(Aim of the exercise) The records below are to be repeated exactly, and their pictures left out.

(Record excerpts)

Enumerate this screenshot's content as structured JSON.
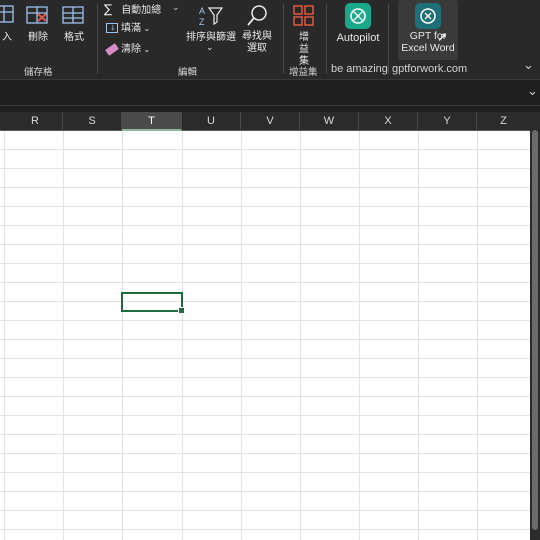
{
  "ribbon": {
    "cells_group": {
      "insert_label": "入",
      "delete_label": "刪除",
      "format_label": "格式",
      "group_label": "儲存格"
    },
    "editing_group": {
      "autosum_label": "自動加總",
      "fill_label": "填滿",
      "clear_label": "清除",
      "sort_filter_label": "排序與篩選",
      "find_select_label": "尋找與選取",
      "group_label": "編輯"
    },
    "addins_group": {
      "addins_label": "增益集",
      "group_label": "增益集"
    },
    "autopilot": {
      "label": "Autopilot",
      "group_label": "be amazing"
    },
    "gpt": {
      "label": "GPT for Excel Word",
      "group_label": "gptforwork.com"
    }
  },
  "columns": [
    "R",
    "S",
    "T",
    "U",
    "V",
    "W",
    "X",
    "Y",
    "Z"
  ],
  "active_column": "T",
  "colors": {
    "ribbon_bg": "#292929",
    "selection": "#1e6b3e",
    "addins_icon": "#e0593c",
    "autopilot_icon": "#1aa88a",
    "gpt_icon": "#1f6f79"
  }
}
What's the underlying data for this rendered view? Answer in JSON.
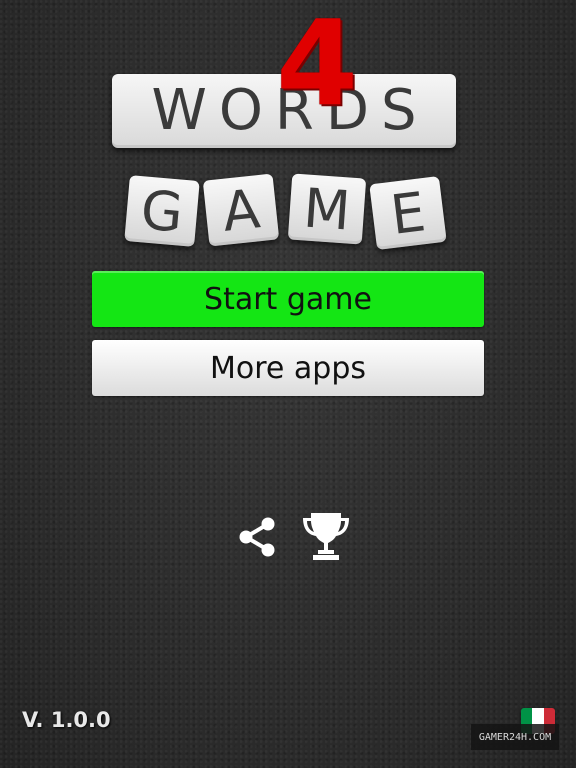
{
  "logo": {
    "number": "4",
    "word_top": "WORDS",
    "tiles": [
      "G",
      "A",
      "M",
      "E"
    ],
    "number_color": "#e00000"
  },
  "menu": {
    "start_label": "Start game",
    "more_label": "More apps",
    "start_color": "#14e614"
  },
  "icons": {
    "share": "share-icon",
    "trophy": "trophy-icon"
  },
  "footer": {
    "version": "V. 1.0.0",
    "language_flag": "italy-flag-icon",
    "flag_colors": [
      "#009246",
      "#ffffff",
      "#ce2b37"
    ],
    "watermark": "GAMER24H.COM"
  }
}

(Result of the exercise)
Enumerate this screenshot's content as structured JSON.
{
  "ribbon": {
    "cells_group": {
      "insert_label": "入",
      "delete_label": "刪除",
      "format_label": "格式",
      "group_label": "儲存格"
    },
    "editing_group": {
      "autosum_label": "自動加總",
      "fill_label": "填滿",
      "clear_label": "清除",
      "sort_filter_label": "排序與篩選",
      "find_select_label": "尋找與選取",
      "group_label": "編輯"
    },
    "addins_group": {
      "addins_label": "增益集",
      "group_label": "增益集"
    },
    "autopilot": {
      "label": "Autopilot",
      "group_label": "be amazing"
    },
    "gpt": {
      "label": "GPT for Excel Word",
      "group_label": "gptforwork.com"
    }
  },
  "columns": [
    "R",
    "S",
    "T",
    "U",
    "V",
    "W",
    "X",
    "Y",
    "Z"
  ],
  "active_column": "T",
  "colors": {
    "ribbon_bg": "#292929",
    "selection": "#1e6b3e",
    "addins_icon": "#e0593c",
    "autopilot_icon": "#1aa88a",
    "gpt_icon": "#1f6f79"
  }
}
What's the underlying data for this rendered view? Answer in JSON.
{
  "logo": {
    "number": "4",
    "word_top": "WORDS",
    "tiles": [
      "G",
      "A",
      "M",
      "E"
    ],
    "number_color": "#e00000"
  },
  "menu": {
    "start_label": "Start game",
    "more_label": "More apps",
    "start_color": "#14e614"
  },
  "icons": {
    "share": "share-icon",
    "trophy": "trophy-icon"
  },
  "footer": {
    "version": "V. 1.0.0",
    "language_flag": "italy-flag-icon",
    "flag_colors": [
      "#009246",
      "#ffffff",
      "#ce2b37"
    ],
    "watermark": "GAMER24H.COM"
  }
}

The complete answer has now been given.